Look, maybe. But the spell itself doesn't mention a lake of lava, and nor does Jeremy in his tweet response. And no rule dictates that this magical illusion lava must do 18d10 damage. This is all within the realms of DM ruling. The spell says "The terrain's general shape remains the same", so can a lake be summoned? Is lava even a "terrain", or is it a hazard that might form an acceptable subsection of some terrain with a volcano.
Personally I might allow this as part of a one-off well planned trap, but not guarantee it works every time. Generally I would probably rule that the terrain changes wrought by Mirage Arcane could create dangerous, even damaging terrain, but would not appear and suddenly cause damage to any creature. Like, an enemy walking over a field could suddenly find themselves trapped on an island surrounded by lava, but not actually drowning in the lava itself. This is my ruling only, but the books say nothing definitive either way.

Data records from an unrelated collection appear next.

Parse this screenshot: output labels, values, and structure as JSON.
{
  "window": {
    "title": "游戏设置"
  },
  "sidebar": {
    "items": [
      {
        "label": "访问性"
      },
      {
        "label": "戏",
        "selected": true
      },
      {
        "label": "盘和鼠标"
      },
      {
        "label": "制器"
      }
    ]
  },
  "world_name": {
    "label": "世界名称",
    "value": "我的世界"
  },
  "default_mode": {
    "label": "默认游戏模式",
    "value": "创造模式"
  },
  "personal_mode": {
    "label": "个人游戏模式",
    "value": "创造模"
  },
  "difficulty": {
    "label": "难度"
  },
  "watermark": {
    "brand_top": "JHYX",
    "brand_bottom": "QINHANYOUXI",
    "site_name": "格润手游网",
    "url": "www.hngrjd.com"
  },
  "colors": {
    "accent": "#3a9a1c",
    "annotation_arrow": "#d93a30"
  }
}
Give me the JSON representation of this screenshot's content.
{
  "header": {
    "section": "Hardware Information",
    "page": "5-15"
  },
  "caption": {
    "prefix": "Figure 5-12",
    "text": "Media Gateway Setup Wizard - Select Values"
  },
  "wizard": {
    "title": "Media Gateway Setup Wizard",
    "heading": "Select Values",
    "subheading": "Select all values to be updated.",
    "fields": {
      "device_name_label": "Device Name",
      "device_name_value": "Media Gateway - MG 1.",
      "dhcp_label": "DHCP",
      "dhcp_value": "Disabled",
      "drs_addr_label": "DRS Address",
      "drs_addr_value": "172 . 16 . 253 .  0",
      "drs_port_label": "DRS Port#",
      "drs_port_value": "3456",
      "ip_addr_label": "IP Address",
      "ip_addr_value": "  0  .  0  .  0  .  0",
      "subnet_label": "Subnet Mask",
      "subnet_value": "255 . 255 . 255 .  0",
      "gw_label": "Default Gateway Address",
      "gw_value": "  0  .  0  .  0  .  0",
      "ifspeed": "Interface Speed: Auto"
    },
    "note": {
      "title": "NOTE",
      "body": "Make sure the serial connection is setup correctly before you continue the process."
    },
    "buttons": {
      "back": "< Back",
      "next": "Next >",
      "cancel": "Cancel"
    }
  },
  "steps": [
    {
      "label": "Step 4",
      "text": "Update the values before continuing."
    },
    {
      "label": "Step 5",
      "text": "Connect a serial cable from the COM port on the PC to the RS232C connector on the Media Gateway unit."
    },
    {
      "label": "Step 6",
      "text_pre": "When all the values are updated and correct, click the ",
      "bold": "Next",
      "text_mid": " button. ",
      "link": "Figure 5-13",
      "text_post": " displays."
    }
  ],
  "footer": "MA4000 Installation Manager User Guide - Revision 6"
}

Yeah I do find it odd how Jeremy doesn't directly respond to the lava part, but his response implies yes, it does cause damage, as he only gives other positive examples. I guess it's fair that there's nothing saying that the damage would be equal to real lava, but I got the impression that these things are actually happening. Like you can die from drowning in the lake, not from psychic damage from you thinking that you are drowning. Obviously the 18d10 is a suggestion for lava from the DMG, not a rule necessarily.
In my opinion, this is something that'd be strong against weak, but weak against strong. While it could decimate armies of ordinary soldiers, the spell can also be removed with a single Dispel Magic from a half-decent magic user. It'd also be pretty ineffective against enemies with flight, and creatures with true sight can bypass it altogether. If I was running a war campaign, I'd say that any sizable force would have some magic users, so if the player wanted to use this they'd have to account for enemies that could disrupt it.